It seems, indeed, that apocalyptic fears arise most often in times of rapid change or disorder. Sebeos, writing in Armenia in the 7th century following the early Muslim invasions that both destroyed the Persian Empire and much reduced the power and prestige of the Byzantines quickly defaulted to an apocalyptic conclusion in the face of these events. He sees the Arab invasions as a fulfilment of Daniel’s prophecy: “This fourth, arising from the south is the Kingdom of Ishmael, just as the archangel explained (to Daniel), “The fourth beast, the fourth kingdom, shall arise, which shall be greater than all kingdoms; and it will consume the whole earth”. Furthermore, he concludes: “‘The day of [the Arabs’] destruction is close; the Lord has arrived upon them in readiness”. Turmoil and quick political change were thus something that brought the end of times into the mind of a historian. This was not, however, unique to Armenia, and Byzantine authors of the period also predicted that the End was close at hand. For the Byzantines, the time was one of decline not only in military terms but also economically, and politically the empire saw coups d’etat.

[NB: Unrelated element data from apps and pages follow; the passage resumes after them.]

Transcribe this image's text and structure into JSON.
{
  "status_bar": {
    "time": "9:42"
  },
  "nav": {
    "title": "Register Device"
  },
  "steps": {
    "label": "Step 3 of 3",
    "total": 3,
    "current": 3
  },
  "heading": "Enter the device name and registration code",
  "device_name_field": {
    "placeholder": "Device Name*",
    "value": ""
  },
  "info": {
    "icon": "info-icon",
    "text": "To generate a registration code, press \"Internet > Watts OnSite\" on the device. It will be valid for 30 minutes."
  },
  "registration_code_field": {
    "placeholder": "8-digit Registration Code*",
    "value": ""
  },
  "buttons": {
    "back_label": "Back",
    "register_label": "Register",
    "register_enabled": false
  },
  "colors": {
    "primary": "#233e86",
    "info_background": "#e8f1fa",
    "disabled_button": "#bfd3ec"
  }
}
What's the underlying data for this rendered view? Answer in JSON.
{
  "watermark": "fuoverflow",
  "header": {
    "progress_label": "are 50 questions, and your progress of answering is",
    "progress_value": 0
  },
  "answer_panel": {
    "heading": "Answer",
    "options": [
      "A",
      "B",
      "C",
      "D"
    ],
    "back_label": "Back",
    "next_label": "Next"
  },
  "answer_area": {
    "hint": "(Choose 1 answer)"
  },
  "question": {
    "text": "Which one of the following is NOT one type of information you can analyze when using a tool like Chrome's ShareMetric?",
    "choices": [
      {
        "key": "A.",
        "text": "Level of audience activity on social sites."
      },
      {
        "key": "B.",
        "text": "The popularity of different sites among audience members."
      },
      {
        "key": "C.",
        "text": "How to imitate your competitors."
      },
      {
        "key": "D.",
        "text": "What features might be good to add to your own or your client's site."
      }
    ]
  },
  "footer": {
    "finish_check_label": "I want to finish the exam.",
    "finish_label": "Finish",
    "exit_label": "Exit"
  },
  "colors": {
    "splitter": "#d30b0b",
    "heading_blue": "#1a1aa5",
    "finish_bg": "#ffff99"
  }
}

Similarly, the Mongols, who invaded much of Eastern Europe and the Middle East in the 13th century, were promptly cast into an apocalyptic role as the tribes of Gog and Magog who too signaled the end of the world. These two occasions of millennialist fears appear to be an attempt to put new circumstances into a familiar framework of a Christian conception of history. If God willed all that happened, it had to be the case that the armies invading Christian lands would have been part of his plan. Historical moments found meaning through the way in which they were linked to divine intentions. Of course, after the situation became more permanent more pragmatic policies were followed: the Latin Christendom, for example, attempted to make alliances with the Mongols to gain influence and territory in the Middle East.
Millennialism around c. 1000 seems to have been more linked to general disorder, the year 1000, and the generally pessimistic Medieval world view: degeneration, after the Classical times or even Charlemagne’s reign, was apparent, and supernatural occurrences such as the rain of blood were further signs that the end was nigh. This is probably also the reason why apocalyptic fears were not as prominent in more prosperous times, or after great military successes. One of the most prominent aspects of an imminent apocalypse was a struggle between Good and Evil, and this could easily explain military conflicts and barbarian invasions that were incomprehensible if not part of “God’s plan” for mankind.